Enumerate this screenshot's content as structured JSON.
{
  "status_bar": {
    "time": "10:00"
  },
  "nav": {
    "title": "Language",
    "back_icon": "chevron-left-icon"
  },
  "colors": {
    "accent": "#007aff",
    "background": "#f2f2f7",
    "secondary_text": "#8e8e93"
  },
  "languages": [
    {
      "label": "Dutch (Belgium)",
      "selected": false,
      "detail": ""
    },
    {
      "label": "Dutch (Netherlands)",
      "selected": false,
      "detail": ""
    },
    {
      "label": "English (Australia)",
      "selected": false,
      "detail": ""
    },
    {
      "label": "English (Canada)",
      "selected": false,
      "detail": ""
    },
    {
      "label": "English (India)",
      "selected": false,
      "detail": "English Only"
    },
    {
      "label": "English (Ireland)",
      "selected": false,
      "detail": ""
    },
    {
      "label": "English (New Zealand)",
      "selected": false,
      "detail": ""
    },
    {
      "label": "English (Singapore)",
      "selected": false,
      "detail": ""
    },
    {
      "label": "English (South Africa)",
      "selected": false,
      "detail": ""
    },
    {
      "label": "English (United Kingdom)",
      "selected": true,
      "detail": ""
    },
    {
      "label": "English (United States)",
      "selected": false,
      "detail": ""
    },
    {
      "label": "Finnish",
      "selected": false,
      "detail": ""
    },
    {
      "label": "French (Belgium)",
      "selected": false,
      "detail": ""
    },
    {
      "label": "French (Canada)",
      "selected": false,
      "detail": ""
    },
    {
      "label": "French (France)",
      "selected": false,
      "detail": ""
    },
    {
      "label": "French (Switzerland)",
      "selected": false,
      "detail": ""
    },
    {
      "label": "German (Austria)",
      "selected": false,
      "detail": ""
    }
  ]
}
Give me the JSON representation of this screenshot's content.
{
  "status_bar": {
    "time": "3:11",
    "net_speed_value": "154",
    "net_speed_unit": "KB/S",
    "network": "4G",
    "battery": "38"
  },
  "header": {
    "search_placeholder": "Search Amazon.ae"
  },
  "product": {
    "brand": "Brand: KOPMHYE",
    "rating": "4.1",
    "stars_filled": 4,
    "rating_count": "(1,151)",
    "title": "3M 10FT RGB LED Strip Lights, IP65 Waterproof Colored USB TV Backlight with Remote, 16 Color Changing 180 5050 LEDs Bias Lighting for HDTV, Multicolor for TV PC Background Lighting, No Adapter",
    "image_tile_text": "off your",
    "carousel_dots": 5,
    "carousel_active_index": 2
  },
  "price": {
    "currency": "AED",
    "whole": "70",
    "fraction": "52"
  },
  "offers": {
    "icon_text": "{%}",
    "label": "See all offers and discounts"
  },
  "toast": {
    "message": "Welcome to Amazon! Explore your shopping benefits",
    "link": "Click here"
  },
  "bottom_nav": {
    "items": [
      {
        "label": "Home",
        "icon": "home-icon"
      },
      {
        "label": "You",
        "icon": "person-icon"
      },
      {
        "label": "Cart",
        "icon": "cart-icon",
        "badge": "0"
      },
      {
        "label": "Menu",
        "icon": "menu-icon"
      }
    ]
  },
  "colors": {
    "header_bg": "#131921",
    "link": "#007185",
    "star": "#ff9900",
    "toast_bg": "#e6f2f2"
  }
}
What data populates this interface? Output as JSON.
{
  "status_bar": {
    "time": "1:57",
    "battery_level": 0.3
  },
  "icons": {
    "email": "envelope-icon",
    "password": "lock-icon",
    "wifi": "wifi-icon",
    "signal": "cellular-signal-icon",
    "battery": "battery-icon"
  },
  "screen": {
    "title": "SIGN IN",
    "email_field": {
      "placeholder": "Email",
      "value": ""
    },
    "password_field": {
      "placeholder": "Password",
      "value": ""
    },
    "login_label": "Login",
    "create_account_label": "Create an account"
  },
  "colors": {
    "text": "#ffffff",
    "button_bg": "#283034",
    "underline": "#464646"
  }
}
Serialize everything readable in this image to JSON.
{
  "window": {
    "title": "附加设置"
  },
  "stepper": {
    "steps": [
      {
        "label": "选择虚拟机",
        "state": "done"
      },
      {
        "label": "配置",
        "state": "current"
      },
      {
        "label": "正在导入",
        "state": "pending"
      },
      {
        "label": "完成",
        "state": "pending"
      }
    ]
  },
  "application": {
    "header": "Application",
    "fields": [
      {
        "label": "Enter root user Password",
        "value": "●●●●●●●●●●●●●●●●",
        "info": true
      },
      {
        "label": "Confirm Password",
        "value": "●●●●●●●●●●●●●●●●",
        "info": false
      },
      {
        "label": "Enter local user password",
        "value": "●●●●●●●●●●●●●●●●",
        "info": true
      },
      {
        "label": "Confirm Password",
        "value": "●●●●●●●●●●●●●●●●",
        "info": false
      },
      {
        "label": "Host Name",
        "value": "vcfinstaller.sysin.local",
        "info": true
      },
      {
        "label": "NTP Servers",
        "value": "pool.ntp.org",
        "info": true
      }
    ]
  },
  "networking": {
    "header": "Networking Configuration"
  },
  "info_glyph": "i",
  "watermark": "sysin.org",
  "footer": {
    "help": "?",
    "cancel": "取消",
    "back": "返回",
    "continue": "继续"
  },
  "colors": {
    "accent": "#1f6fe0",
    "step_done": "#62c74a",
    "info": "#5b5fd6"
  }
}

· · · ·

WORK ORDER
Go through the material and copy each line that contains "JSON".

OUTPUT FOR THIS TASK
Enumerate this screenshot's content as structured JSON.
Give me the JSON representation of this screenshot's content.
What data populates this interface? Output as JSON.
Serialize everything readable in this image to JSON.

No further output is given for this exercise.